Still, the heated audience reactions to Frisk did give Laplante a profound appreciation for the power of an old-fashioned cinema screening that speaks viscerally to its audience. It’s in that spirit that Laplante says he assembled his Fest’s 2011 slate, avoiding what he deems the mistakes of his predecessors.
“The Festival seems to have morphed into trying to explore other parts of the world. We are an international film festival, but Ibero-America is the core of what makes us special. I’m also really invested in keeping our industry component strong. For a film festival to not only survive but thrive—at a time when every town in America has its own festival—industry people drive interest. If they know business is going to get done at a certain film festival, they bring their best films there.”
That viewpoint, transforming the Miami Film Fest into an Ibero-American Sundance, is more than just an aesthetic nod to the earlier goal of Festival director Nicole Guillemet—whose 2002 to 2007 tenure was the last time the Fest was on the national radar.
Accordingly, don’t expect a repeat of 2010’s opening night spotlight on British director Ken Loach. “I thought that was a really strange choice,” Laplante scoffs. Instead, this year’s opening night selection is Fernando Trueba’s animated Chico & Rita, which seems tailor-made for Miami. Spinning out a love story between a jazz pianist and a torch singer, stretching from 1948 Havana to today’s New York City and featuring the musical stylings of Cuban legend Bebo Valdés, the film is already drawing advance raves.

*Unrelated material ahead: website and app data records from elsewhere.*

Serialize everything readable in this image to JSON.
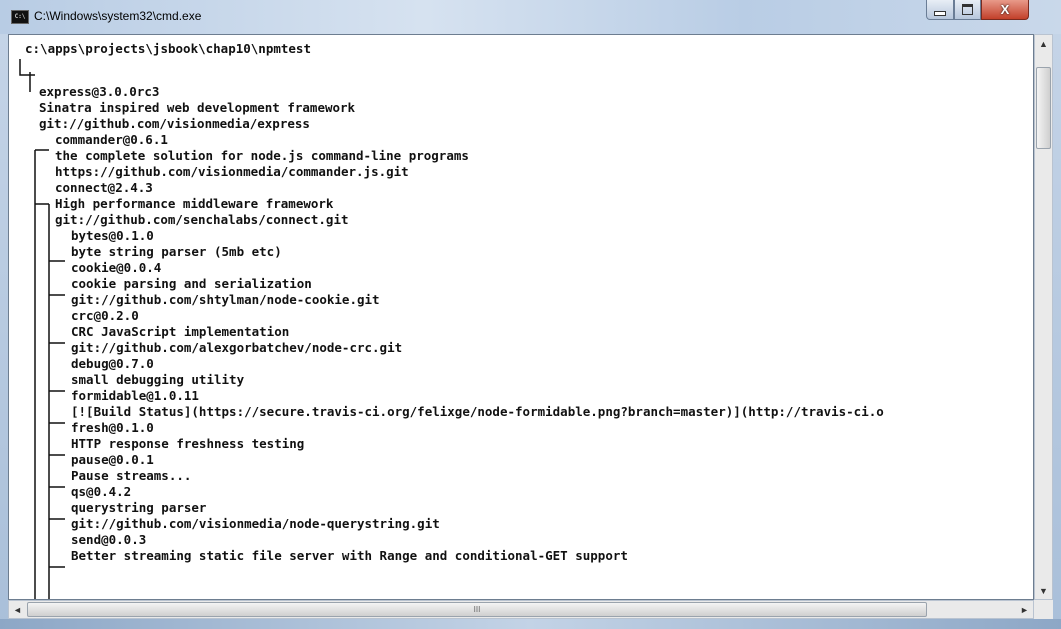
{
  "window": {
    "title": "C:\\Windows\\system32\\cmd.exe",
    "app_icon_label": "C:\\",
    "controls": {
      "minimize": "–",
      "maximize": "□",
      "close": "X"
    }
  },
  "console": {
    "prompt_path": "c:\\apps\\projects\\jsbook\\chap10\\npmtest",
    "lines": [
      "express@3.0.0rc3",
      "Sinatra inspired web development framework",
      "git://github.com/visionmedia/express",
      "commander@0.6.1",
      "the complete solution for node.js command-line programs",
      "https://github.com/visionmedia/commander.js.git",
      "connect@2.4.3",
      "High performance middleware framework",
      "git://github.com/senchalabs/connect.git",
      "bytes@0.1.0",
      "byte string parser (5mb etc)",
      "cookie@0.0.4",
      "cookie parsing and serialization",
      "git://github.com/shtylman/node-cookie.git",
      "crc@0.2.0",
      "CRC JavaScript implementation",
      "git://github.com/alexgorbatchev/node-crc.git",
      "debug@0.7.0",
      "small debugging utility",
      "formidable@1.0.11",
      "[![Build Status](https://secure.travis-ci.org/felixge/node-formidable.png?branch=master)](http://travis-ci.o",
      "fresh@0.1.0",
      "HTTP response freshness testing",
      "pause@0.0.1",
      "Pause streams...",
      "qs@0.4.2",
      "querystring parser",
      "git://github.com/visionmedia/node-querystring.git",
      "send@0.0.3",
      "Better streaming static file server with Range and conditional-GET support"
    ]
  },
  "scrollbars": {
    "up_arrow": "▲",
    "down_arrow": "▼",
    "left_arrow": "◄",
    "right_arrow": "►",
    "h_thumb_grip": "III"
  }
}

Though much of the rest of the Festival’s schedule remains in flux at press time, Laplante says to expect several new films from Argentina and Mexico, as well as a tribute to Danish filmmaker Susanne Bier. Wait—a retrospective of somewhat obscure Danish films? Isn’t that, à la Ken Loach, straying a bit off the Ibero-American path? “I program with my heart for what is the right director with the right film at the right time. You are going to be moved!” he promises.
The 28th annual Miami International Film Festival runs March 4 to 13.
Photographs by Gary James (Laplante); Morten Soborg/Courtesy of Sony Pictures Classics (In A Better World); Courtesy of Miami International Film Festival (Chico & Rita)
Get a glimpse behind the scenes at Krysten Ritter's Ocean Drive cover shoot.